* AIM OF THE TASK *
Among the entries below, how many lines hold "Wahlergebnis"? Reply with the number only.

* PROVIDED RECORDS *
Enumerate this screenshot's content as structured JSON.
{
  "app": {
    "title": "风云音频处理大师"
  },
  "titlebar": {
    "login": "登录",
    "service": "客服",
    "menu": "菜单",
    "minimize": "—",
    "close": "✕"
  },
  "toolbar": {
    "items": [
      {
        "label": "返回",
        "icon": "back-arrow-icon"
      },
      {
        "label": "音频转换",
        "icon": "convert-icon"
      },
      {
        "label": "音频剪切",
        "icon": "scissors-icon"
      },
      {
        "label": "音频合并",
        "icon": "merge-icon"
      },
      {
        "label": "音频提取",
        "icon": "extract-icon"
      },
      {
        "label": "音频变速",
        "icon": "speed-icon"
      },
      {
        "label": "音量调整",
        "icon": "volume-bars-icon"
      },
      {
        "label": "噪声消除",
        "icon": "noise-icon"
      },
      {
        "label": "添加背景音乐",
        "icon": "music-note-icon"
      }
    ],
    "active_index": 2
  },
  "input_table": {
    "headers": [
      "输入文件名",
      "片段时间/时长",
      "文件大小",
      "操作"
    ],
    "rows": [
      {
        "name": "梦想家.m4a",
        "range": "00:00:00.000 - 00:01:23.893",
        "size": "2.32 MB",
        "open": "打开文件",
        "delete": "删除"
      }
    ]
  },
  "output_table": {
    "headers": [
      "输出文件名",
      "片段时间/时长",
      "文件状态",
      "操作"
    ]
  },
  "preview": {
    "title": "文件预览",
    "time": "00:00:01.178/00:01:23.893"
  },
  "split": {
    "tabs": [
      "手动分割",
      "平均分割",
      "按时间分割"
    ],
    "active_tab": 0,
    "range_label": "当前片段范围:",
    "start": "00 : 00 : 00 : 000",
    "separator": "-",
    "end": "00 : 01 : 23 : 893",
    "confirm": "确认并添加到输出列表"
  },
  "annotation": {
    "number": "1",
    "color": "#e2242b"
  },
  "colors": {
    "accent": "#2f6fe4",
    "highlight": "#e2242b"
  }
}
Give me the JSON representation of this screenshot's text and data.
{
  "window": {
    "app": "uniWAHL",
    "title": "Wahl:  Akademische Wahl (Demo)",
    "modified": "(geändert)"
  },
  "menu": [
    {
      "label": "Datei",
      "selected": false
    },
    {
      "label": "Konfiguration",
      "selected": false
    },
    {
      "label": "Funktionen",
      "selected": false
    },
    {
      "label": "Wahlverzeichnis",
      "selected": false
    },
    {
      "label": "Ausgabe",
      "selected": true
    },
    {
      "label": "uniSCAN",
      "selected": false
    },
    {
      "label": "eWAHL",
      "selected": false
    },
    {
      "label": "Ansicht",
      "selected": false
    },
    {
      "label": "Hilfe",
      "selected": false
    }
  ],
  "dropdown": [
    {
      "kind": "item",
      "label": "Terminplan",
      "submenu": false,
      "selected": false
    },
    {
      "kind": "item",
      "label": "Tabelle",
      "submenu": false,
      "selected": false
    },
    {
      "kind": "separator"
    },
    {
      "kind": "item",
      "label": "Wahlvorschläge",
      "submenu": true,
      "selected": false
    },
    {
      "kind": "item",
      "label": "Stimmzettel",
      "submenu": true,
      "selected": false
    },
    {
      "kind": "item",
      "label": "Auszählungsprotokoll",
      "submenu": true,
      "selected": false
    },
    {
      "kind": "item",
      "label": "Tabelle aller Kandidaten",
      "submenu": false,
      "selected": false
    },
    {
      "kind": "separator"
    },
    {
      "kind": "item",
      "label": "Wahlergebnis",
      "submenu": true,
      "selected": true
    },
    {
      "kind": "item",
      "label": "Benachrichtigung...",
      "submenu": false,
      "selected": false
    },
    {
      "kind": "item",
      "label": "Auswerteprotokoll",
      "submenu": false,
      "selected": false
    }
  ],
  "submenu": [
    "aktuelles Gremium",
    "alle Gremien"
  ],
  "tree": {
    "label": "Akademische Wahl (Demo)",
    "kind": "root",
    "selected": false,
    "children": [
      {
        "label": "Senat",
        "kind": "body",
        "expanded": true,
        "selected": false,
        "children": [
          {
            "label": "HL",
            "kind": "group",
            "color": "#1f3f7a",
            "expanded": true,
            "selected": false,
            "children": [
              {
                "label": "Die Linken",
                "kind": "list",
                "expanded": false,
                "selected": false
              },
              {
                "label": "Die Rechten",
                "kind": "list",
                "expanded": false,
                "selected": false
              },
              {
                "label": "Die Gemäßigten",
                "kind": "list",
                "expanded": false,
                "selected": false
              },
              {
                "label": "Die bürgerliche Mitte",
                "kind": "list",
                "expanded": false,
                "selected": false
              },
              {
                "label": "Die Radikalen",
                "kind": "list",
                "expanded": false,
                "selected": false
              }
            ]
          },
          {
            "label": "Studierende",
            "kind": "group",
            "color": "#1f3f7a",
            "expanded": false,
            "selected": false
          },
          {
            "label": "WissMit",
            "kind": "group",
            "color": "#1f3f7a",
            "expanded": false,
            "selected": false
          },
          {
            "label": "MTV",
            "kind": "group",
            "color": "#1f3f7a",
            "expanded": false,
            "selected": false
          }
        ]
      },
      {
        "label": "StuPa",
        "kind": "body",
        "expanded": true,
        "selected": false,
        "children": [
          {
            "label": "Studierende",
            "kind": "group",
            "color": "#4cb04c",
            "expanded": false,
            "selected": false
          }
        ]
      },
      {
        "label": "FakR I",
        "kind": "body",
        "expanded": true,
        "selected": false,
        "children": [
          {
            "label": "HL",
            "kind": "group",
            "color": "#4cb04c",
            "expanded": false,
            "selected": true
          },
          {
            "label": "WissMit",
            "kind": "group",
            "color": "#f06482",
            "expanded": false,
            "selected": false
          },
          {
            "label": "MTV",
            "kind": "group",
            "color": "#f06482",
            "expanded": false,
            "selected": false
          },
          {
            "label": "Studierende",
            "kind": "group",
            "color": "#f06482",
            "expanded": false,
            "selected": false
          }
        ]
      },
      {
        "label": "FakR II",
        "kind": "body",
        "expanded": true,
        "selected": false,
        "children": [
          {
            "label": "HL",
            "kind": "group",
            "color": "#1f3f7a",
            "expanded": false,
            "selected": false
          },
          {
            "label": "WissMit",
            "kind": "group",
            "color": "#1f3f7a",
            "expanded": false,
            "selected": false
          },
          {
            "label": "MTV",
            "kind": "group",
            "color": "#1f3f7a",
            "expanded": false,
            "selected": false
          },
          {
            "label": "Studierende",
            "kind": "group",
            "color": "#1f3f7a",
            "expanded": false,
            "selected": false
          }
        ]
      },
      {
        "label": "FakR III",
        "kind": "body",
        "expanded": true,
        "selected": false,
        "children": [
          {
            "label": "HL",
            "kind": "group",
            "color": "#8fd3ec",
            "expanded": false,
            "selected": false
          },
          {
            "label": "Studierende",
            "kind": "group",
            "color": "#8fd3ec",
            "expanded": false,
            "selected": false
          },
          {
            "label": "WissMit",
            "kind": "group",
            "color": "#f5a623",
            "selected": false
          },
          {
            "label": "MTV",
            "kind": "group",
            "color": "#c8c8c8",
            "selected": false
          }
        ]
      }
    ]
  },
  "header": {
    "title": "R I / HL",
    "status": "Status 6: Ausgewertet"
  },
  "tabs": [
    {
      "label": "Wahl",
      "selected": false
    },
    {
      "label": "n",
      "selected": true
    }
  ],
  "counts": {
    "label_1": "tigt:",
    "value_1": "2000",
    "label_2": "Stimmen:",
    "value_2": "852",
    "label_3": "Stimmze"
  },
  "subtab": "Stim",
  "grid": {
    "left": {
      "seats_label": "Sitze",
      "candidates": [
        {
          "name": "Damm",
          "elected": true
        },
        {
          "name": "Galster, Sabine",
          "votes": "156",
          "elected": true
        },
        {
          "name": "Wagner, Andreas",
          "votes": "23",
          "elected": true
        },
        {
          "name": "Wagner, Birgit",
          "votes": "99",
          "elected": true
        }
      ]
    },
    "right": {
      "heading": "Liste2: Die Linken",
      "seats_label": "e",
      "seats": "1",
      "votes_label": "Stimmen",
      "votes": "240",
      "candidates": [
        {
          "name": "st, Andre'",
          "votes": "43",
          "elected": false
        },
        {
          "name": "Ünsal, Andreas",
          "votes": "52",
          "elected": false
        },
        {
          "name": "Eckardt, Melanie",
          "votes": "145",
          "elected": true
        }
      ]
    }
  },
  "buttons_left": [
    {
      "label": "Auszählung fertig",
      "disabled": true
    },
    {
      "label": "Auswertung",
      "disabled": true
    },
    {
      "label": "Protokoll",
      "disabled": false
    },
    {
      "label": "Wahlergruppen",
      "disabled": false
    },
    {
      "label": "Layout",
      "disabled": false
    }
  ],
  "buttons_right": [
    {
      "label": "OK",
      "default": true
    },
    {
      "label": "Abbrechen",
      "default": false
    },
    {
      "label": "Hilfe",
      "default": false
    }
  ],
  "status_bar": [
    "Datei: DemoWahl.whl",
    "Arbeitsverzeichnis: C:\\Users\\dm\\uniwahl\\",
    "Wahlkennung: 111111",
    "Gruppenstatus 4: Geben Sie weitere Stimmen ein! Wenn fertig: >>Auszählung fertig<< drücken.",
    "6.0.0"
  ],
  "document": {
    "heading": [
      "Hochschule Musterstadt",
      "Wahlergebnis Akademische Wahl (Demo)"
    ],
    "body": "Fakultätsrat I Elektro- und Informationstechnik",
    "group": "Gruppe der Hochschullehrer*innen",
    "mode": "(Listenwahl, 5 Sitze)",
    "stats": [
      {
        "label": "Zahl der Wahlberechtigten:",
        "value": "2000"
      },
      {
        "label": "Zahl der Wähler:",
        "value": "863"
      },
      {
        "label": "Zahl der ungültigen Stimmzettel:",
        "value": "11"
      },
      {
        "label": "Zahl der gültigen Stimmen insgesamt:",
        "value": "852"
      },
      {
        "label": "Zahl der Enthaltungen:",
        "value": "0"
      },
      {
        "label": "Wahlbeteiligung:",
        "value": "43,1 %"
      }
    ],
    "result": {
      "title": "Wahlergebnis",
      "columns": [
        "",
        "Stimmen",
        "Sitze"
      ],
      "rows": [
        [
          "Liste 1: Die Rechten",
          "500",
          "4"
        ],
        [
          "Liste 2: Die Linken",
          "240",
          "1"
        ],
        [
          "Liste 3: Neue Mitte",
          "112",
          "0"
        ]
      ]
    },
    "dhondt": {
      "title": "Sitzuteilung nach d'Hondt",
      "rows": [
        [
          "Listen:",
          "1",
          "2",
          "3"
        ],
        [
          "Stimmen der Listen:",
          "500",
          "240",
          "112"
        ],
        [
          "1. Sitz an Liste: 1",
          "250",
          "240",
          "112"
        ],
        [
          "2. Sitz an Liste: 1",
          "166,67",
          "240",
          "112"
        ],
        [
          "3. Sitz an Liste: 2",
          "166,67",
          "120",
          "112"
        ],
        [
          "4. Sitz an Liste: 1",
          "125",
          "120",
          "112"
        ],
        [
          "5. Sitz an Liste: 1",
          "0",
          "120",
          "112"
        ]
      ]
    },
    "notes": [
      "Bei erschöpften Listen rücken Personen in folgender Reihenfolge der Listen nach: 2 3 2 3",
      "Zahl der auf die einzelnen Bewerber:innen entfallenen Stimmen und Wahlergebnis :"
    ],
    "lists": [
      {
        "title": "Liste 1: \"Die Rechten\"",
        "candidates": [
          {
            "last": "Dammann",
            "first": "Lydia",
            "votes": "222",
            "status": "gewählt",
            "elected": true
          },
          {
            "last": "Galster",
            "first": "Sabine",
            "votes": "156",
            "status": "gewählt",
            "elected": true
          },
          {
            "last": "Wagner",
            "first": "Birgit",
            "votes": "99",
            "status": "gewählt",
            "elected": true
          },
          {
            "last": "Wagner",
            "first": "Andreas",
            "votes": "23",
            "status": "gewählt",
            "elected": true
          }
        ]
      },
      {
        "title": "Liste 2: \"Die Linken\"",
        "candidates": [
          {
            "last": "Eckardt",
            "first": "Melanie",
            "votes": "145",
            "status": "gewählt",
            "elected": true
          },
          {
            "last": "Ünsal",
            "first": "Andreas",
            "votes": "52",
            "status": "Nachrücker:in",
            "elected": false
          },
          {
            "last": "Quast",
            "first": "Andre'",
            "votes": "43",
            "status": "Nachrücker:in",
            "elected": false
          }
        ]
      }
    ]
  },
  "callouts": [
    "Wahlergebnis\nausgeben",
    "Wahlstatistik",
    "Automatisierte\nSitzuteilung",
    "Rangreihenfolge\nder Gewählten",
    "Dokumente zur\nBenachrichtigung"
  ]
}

* YOUR RESPONSE *
5